  • Georg Wilhelm of Haynau (1781–1813), married Charlotte Sophie von Wildungen (1782–1858) in 1808 ; they had 3 children.
  • Philipp Ludwig of Haynau (1782–1843), married Wilhelmine von Zeppelin (1791–1872) in 1821 ; they had two children.
  • Wilhelmine of Haynau (1783–1866), married Karl Frhr von Hanstein (1771–1861) in 1801 ; they had 9 children.
  • Moritz of Haynau (1784–1812), married Anna Auguste von Wurmb (1789–1872) in 1809 ; they had 2 daughters.
  • Marie Sophie Agnes Philippine Auguste of Haynau (1785–1865), married Wilhelm Frhr von Wintzingerode (1782–1819) in 1805 ; they had one son.
  • Julius Heinrich Friedrich Ludwig of Haynau (1786–1853), married Theresia Weber von Treuenfels (1787–1851) in 1808 ; they had one daughter.
  • Otto of Hanau (1788–1791)

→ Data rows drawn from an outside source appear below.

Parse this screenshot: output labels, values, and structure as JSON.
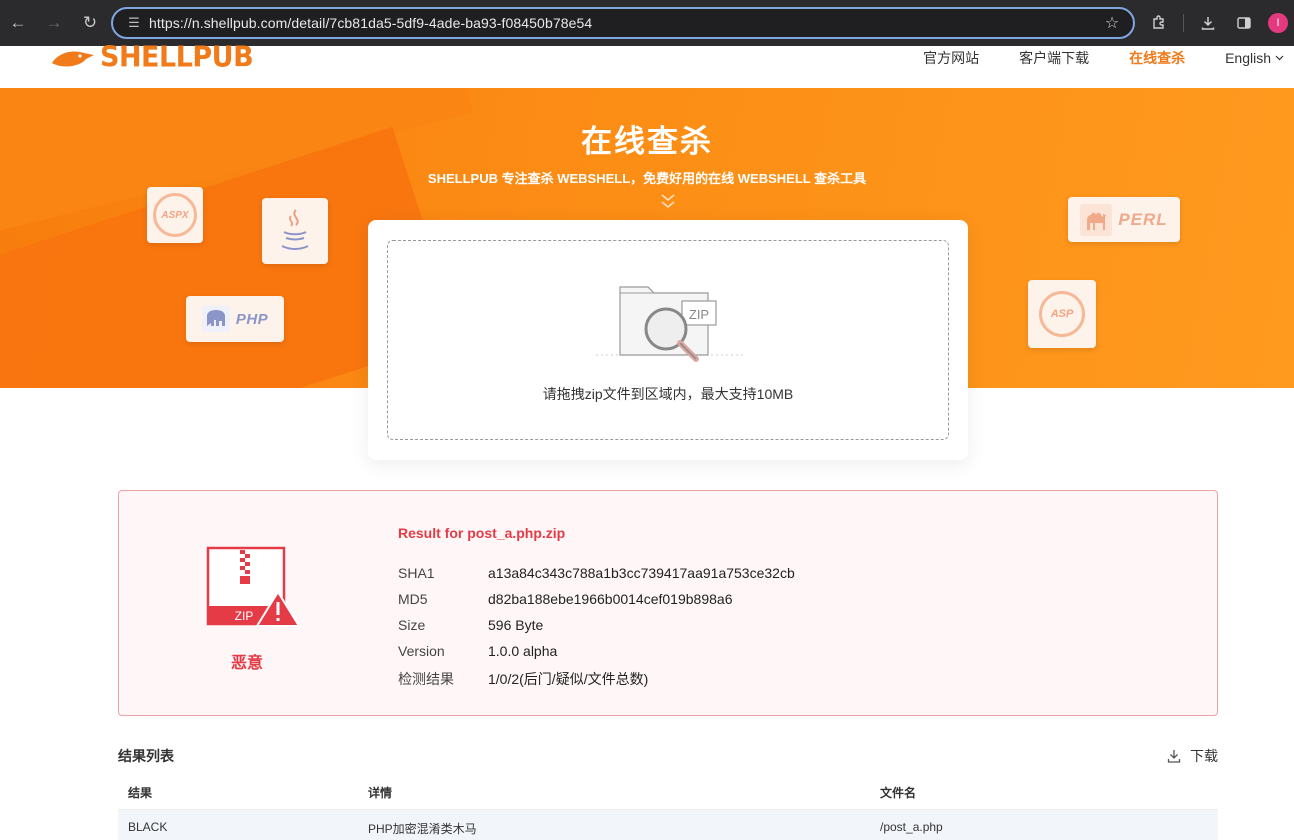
{
  "browser": {
    "url": "https://n.shellpub.com/detail/7cb81da5-5df9-4ade-ba93-f08450b78e54",
    "profile_initial": "I"
  },
  "site": {
    "logo_text": "SHELLPUB",
    "nav": [
      {
        "label": "官方网站"
      },
      {
        "label": "客户端下载"
      },
      {
        "label": "在线查杀"
      },
      {
        "label": "English"
      }
    ]
  },
  "hero": {
    "title": "在线查杀",
    "subtitle": "SHELLPUB 专注查杀 WEBSHELL，免费好用的在线 WEBSHELL 查杀工具",
    "badges": {
      "aspx": "ASPX",
      "php": "PHP",
      "perl": "PERL",
      "asp": "ASP"
    }
  },
  "upload": {
    "zip_label": "ZIP",
    "hint": "请拖拽zip文件到区域内，最大支持10MB"
  },
  "result": {
    "zip_label": "ZIP",
    "verdict": "恶意",
    "title": "Result for post_a.php.zip",
    "fields": [
      {
        "key": "SHA1",
        "value": "a13a84c343c788a1b3cc739417aa91a753ce32cb"
      },
      {
        "key": "MD5",
        "value": "d82ba188ebe1966b0014cef019b898a6"
      },
      {
        "key": "Size",
        "value": "596 Byte"
      },
      {
        "key": "Version",
        "value": "1.0.0 alpha"
      },
      {
        "key": "检测结果",
        "value": "1/0/2(后门/疑似/文件总数)"
      }
    ]
  },
  "list": {
    "title": "结果列表",
    "download_label": "下载",
    "columns": [
      "结果",
      "详情",
      "文件名"
    ],
    "rows": [
      {
        "result": "BLACK",
        "detail": "PHP加密混淆类木马",
        "filename": "/post_a.php"
      }
    ]
  },
  "colors": {
    "brand_orange": "#f17a1a",
    "danger_red": "#e53b47"
  }
}
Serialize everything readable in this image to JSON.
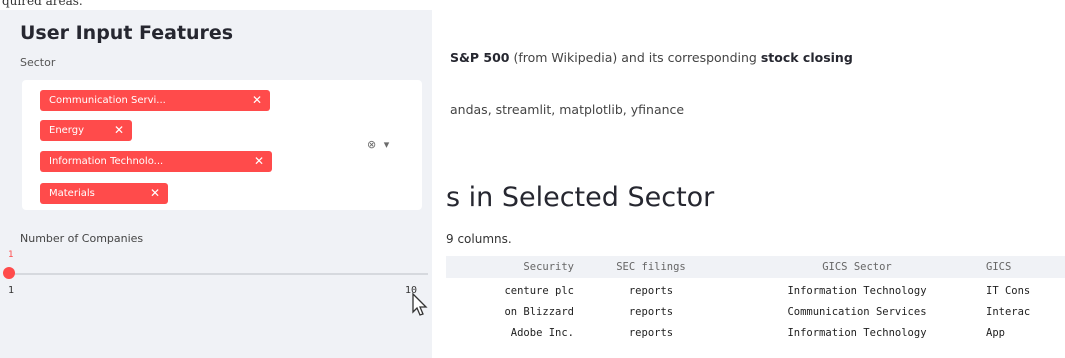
{
  "top_clip_text": "quired areas.",
  "sidebar": {
    "title": "User Input Features",
    "sector_label": "Sector",
    "selected_sectors": [
      {
        "label": "Communication Servi..."
      },
      {
        "label": "Energy"
      },
      {
        "label": "Information Technolo..."
      },
      {
        "label": "Materials"
      }
    ],
    "chip_remove_glyph": "✕",
    "clear_glyph": "⊗",
    "dropdown_glyph": "▾",
    "num_companies_label": "Number of Companies",
    "slider": {
      "value": "1",
      "min": "1",
      "max": "10"
    }
  },
  "main": {
    "desc1_a": "S&P 500",
    "desc1_b": " (from Wikipedia) and its corresponding ",
    "desc1_c": "stock closing",
    "desc2": "andas, streamlit, matplotlib, yfinance",
    "section_title": "s in Selected Sector",
    "dims_text": "9 columns.",
    "table": {
      "headers": [
        "Security",
        "SEC filings",
        "GICS Sector",
        "GICS"
      ],
      "rows": [
        [
          "centure plc",
          "reports",
          "Information Technology",
          "IT Cons"
        ],
        [
          "on Blizzard",
          "reports",
          "Communication Services",
          "Interac"
        ],
        [
          "Adobe Inc.",
          "reports",
          "Information Technology",
          "App"
        ],
        [
          "",
          "",
          "",
          ""
        ]
      ]
    }
  },
  "colors": {
    "accent": "#ff4b4b",
    "sidebar_bg": "#f0f2f6",
    "text": "#262730"
  }
}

With his mistress Karoline von Schlotheim (1766–1847):

  • Wilhelm Friedrich of Hessenstein (1789–1790)
  • Wilhelm Karl of Hessenstein (1790–1867), married Angelika von Osten-Sacken (1802–1852) in 1820 ; they had one daughter.
  • Ferdinand of Hessenstein (1791–1794)
  • Karoline Frederike Auguste of Hessenstein (1792–1797)
  • Auguste Wilhelmine of Hessenstein (1793–1795)
  • Ludwig Karl of Hessenstein (1794–1857), married Auguste von Pückler (1794–1861).
  • Friederike of Hessenstein (1795–1855), married Wilhelm von Steuber (Kassel 29 Dec 1790-Kassel 6 Jun 1845) in 1824 ; they had 3 children.
  • Wilhelm Ludwig Georg of Hessenstein (1800–1836), married Luise von dem Bussche-Hünnefeld (1804–1829) in 1827 ; they had one son. Married secondly Karoline Wolff von Gudenburg (1812–1836) in 1831 ; they had 2 sons.
  • Friedrich Ludwig of Hessenstein (1803–1805)
  • Karoline of Hessenstein (1804–1891), married Karl von Stenglin (1791–1871) in 1822 ; they had 6 children.
  • stillborn child (1805)
  • stillborn child (1806)
  • stillborn child (1807)

See alsoEdit



  1. ^ Elon, Amos (1996). Founder: Meyer Amschel Rothschild and His Time. New York: HarperCollins. p. 65. ISBN 0-00-255706-1.
  2. ^ http://www.london-gazette.co.uk/issues/17365/pages/997
  3. ^ Satow, Ernest Mason (1932). A Guide to Diplomatic Practice. London: Longmans.
  4. ^ Genealogie ascendante jusqu'au quatrieme degre inclusivement de tous les Rois et Princes de maisons souveraines de l'Europe actuellement vivans [Genealogy up to the fourth degree inclusive of all the Kings and Princes of sovereign houses of Europe currently living] (in French). Bourdeaux: Frederic Guillaume Birnstiel. 1768. p. 58.

External linksEdit

William I, Elector of Hesse
Born: 3 June 1743 Died: 27 February 1821
Preceded by
William VIII
Count of Hanau-Münzenberg
1 February 1760 – 27 February 1821
Succeeded by
William II
Preceded by
Frederick II
Landgrave of Hesse-Kassel
31 October 1785 – 27 February 1821
New title Elector of Hesse
1803 – 27 February 1821